Exercise description → Within the listing below, count the lines that have the string "year". Answer with that number only.

Data for review →
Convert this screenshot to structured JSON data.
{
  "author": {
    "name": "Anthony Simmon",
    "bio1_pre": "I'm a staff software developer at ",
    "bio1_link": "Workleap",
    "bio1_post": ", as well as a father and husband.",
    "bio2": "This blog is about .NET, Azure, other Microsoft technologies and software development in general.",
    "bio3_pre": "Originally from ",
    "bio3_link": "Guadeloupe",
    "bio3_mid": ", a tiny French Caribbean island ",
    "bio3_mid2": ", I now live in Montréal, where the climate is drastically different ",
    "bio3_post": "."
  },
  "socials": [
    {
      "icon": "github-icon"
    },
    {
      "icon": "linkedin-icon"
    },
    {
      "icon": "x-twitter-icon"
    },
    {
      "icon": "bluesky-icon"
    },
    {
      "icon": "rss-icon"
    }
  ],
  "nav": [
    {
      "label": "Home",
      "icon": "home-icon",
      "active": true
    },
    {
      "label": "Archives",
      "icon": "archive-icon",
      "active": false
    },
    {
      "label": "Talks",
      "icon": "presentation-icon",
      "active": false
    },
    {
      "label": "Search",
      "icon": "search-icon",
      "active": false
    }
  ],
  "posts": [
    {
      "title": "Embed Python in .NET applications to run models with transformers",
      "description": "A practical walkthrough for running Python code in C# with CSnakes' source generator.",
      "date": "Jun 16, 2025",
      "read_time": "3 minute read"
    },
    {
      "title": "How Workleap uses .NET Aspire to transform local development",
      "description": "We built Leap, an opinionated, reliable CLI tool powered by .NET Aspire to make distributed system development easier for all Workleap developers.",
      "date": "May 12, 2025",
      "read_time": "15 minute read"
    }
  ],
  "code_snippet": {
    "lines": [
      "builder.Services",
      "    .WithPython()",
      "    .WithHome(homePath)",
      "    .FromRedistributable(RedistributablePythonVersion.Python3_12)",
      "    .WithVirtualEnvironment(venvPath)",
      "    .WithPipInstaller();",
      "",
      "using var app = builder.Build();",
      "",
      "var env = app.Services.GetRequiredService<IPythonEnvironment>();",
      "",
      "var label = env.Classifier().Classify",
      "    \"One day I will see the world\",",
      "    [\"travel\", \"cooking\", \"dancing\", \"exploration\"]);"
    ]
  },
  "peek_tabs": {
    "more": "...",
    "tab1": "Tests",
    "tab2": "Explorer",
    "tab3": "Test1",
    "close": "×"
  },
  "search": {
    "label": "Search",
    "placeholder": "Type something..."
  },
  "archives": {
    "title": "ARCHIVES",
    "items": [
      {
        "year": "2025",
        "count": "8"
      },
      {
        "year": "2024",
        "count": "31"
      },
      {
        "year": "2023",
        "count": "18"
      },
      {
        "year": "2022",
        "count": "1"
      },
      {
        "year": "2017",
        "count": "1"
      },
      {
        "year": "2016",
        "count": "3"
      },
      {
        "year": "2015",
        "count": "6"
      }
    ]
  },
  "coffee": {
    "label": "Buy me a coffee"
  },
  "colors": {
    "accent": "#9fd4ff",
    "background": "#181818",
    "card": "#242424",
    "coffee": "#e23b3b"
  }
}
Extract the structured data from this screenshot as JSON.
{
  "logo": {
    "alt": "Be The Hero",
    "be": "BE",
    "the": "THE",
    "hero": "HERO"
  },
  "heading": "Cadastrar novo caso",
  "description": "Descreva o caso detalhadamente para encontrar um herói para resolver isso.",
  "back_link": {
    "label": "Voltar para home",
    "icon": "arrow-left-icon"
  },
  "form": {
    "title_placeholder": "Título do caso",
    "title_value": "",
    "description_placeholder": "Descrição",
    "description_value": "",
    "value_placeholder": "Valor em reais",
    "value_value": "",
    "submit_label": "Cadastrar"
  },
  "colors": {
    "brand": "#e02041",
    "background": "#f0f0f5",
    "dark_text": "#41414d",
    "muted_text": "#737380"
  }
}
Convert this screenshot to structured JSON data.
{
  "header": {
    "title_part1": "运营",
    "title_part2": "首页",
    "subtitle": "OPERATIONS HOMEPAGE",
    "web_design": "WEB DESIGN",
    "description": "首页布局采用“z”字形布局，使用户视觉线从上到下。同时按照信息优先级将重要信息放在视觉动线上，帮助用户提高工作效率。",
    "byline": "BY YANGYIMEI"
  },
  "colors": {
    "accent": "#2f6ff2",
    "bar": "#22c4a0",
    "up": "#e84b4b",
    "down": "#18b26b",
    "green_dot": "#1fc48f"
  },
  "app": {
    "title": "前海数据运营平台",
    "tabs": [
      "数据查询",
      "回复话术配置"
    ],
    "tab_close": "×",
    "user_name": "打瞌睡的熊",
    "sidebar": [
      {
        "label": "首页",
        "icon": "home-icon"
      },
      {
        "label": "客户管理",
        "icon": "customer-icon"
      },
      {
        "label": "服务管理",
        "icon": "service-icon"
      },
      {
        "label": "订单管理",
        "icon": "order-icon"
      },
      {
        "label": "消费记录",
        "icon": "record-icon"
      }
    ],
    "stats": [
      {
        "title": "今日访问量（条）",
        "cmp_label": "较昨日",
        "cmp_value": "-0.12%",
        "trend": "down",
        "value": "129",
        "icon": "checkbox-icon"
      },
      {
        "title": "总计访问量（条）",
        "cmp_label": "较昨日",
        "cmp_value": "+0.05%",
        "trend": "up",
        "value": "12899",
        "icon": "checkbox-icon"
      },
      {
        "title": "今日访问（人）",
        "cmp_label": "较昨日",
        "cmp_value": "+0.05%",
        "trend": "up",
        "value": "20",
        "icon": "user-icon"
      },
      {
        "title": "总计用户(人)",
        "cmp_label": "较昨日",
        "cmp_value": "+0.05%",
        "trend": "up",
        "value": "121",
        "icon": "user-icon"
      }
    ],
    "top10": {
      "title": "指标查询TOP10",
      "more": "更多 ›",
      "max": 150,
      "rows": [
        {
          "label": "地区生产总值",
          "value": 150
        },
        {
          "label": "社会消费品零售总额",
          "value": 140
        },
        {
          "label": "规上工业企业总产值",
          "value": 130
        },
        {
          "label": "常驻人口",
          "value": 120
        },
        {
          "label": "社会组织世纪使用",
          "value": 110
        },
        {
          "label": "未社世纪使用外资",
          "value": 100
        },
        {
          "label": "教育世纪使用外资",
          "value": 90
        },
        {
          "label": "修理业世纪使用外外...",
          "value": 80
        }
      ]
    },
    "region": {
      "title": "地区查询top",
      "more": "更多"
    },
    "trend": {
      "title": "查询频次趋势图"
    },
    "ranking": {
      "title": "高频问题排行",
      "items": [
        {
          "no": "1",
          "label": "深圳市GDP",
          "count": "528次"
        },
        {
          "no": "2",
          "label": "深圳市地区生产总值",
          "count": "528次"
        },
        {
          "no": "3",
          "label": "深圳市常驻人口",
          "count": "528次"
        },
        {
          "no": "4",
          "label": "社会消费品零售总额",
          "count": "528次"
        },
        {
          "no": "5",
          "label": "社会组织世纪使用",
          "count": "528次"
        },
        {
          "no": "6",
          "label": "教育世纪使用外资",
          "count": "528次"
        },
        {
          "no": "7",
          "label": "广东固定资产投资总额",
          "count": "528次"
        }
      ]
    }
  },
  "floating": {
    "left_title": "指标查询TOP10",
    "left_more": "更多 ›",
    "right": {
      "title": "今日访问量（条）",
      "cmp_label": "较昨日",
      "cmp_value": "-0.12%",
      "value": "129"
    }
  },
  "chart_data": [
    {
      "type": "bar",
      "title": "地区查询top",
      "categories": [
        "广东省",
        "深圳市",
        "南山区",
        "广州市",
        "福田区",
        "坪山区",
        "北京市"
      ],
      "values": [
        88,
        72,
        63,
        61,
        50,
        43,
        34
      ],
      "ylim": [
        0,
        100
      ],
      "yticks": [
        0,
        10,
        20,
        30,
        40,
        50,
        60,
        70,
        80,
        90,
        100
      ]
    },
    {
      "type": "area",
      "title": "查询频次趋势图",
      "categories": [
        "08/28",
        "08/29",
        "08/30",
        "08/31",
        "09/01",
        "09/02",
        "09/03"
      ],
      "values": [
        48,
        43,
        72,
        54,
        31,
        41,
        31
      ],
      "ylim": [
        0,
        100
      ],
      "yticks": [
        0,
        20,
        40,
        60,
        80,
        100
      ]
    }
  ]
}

Response → 7